6. Your boss isn’t effective in getting things done.
Even though the narcissistic manager is in charge, they are unable to get much done. As a result of how they use and manipulate people, employees won’t work as hard for one. This causes unnecessary delays or inconsistent implementation of processes.
7. Your boss views emotions as drama.
Due to their lack of empathy, narcissistic managers tend to view reasonable emotions as drama and will quickly remove, through firing, anyone who expresses emotions at work. They will change the conversation anytime emotions come up, especially their own.
8. Your boss loves to hear themselves talk.
They will remind people of their exaggerated accomplishments to push their ideas and proposals. Narcissists will use their soapbox to put others down and be disruptive in order to make themselves feel as powerful and influential as possible.
9. Your boss enforces hierarchy.
Because they cannot relate to others as equals, they tend to socialize only with others who hold a position they feel is at their level. They won’t even entertain having a conversation with you about something they feel is not at your level or within your responsibility.
10. They demand to be admired.
Because the narcissist needs to be the center of attention they dominate meetings, presentations, phone conferences, and email discussions. They use those opportunities to flaunt their achievements and stolen credit and constantly exhibit a “look at me and what I’ve done” attitude.
Common Employee Complaints of a Narcissistic Manager
These complaints demonstrate a lack of emotional intelligence among leaders such as micromanagers, bully bosses, narcissistic managers, indecisive bosses and more.
- Not recognizing their achievements
- Refusing to speak with them because they aren’t at the same level
- Not giving clear direction but blaming for failing to do it right
- Taking credit for their work
- Not offering constructive criticism or feedback
- Not having time to meet with them
- Refusing to talk to them on the phone or in person, only through email/chat
- Not knowing their name or constantly calling them by the wrong name
- Not asking about their life outside of work
How to Deal with a Narcissistic Boss
Calling them a jerk or criticizing their behavior only makes them worse. If possible, let the narcissistic boss know about the respect and support you have from other important people in your organization. The following tips will also help in dealing with a narcissist.
- Play to their strengths – because narcissists are charismatic and charming they are great to have around in initial meetings or in the early stages of change management.

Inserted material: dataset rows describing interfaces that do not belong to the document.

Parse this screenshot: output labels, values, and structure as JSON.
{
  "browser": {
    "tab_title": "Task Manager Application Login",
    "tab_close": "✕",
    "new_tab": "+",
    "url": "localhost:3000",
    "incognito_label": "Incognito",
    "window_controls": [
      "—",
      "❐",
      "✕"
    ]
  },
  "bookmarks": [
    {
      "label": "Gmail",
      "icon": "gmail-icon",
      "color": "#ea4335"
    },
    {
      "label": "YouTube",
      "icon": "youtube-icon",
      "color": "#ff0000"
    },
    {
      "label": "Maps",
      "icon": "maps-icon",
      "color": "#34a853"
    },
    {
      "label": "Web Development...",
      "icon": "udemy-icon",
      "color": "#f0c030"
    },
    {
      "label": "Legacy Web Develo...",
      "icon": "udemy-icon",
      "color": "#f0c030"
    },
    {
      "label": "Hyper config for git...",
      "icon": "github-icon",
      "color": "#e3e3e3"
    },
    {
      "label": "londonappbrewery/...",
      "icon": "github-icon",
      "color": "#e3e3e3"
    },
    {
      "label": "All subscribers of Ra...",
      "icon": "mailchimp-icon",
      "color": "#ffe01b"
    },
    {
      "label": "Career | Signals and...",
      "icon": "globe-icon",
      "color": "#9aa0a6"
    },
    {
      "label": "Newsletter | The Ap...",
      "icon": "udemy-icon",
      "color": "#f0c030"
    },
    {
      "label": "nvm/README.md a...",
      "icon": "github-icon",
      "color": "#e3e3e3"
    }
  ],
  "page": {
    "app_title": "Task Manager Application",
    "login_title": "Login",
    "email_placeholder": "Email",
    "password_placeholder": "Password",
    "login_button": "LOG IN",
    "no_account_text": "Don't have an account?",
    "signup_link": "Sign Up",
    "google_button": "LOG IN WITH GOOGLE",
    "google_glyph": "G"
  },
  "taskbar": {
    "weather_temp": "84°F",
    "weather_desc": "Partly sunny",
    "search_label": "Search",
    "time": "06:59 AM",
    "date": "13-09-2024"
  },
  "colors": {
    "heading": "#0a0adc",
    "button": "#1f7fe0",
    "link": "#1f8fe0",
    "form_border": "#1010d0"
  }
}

- Use flattery – because a narcissistic boss loves to have their ego stroked and affirmed. Speak their language but with self-awareness so you can make what you want out of the situation.
- Make them feel important – especially when delivering negative feedback because if the narcissistic manager can feel important they will accept the feedback more readily.
- Know their predictable patterns and behavior – doing so will help you know when to stay quiet and when to speak up.
- Quickly respond to misinformation – it is important to correct what is said about you as quickly as possible so other’s don’t believe those criticisms of you.
- Respond don’t react – if you have to step away do so because you need to respond in a way that keeps you in control of options and choices.
- Set a firm boundary and stick to it – boundaries help you know what behaviors are and aren’t acceptable.
- Trust but validate – because narcissistic managers exaggerate their accomplishments fact check everything.
- Don’t allow them to get to you – narcissists thrive on getting a rise out of people because it makes them feel powerful.
It will never be easy to work with a narcissistic boss and the best thing to do is just walk away. Set boundries and limit the abuse caused by a narcissistic manager because the psychological impact is hard to overcome.
The only positive that comes from working with a narcissist is that they will be the most difficult personality type you will ever have to learn to work with.